PROBLEM REQUIREMENTS
Your answer is to be the count alone: the number of lines in the data below where "JSON" appears.

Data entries
= = = =

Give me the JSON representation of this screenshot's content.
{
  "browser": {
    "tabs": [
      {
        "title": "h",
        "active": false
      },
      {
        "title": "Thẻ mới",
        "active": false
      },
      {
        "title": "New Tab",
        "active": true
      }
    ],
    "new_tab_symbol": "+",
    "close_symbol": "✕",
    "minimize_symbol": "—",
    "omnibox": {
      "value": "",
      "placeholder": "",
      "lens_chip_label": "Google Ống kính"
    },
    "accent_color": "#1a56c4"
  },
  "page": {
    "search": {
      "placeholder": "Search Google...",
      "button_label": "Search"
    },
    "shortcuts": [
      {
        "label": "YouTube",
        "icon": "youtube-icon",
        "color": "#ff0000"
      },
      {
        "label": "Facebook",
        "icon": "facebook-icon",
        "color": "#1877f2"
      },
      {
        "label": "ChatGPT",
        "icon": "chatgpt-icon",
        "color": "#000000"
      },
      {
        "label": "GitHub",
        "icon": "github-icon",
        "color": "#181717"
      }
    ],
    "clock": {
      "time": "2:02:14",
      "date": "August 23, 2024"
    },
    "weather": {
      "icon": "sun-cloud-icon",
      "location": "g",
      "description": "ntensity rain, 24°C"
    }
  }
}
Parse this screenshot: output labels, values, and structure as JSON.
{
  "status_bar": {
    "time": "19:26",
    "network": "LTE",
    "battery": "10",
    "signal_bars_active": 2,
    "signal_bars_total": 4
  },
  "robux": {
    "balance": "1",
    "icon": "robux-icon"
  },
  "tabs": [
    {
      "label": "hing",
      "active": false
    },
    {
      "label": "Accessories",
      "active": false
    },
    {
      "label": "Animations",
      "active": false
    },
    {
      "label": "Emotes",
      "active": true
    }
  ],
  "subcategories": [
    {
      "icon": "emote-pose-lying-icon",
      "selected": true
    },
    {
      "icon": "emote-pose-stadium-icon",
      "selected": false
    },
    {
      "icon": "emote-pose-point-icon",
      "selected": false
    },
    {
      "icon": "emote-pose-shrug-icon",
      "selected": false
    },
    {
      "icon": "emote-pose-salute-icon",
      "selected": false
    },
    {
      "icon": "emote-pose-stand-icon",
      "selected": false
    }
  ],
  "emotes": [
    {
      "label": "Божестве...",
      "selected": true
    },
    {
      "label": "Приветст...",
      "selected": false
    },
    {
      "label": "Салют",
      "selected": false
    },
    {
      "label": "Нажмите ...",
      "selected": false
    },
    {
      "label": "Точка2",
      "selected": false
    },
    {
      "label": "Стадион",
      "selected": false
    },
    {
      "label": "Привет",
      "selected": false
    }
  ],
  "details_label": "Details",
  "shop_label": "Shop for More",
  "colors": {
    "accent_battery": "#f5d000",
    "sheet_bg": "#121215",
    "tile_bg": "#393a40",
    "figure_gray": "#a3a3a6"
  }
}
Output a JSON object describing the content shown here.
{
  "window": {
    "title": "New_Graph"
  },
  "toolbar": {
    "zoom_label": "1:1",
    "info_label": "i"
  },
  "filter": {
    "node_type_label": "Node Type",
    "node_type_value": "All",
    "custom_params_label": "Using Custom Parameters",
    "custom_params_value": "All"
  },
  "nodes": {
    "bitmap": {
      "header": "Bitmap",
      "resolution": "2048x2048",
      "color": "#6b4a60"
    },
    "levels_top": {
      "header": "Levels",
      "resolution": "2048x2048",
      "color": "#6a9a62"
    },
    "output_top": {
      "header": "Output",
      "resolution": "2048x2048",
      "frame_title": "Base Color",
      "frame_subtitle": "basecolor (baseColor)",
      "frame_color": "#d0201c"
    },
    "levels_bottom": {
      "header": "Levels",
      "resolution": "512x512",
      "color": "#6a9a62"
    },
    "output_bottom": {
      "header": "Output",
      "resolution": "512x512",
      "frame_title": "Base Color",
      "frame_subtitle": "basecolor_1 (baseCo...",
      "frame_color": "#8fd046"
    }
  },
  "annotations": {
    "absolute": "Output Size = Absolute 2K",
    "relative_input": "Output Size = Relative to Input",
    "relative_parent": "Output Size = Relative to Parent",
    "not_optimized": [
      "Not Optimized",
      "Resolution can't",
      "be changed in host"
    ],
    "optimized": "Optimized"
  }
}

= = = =

EXERCISE RESULT
3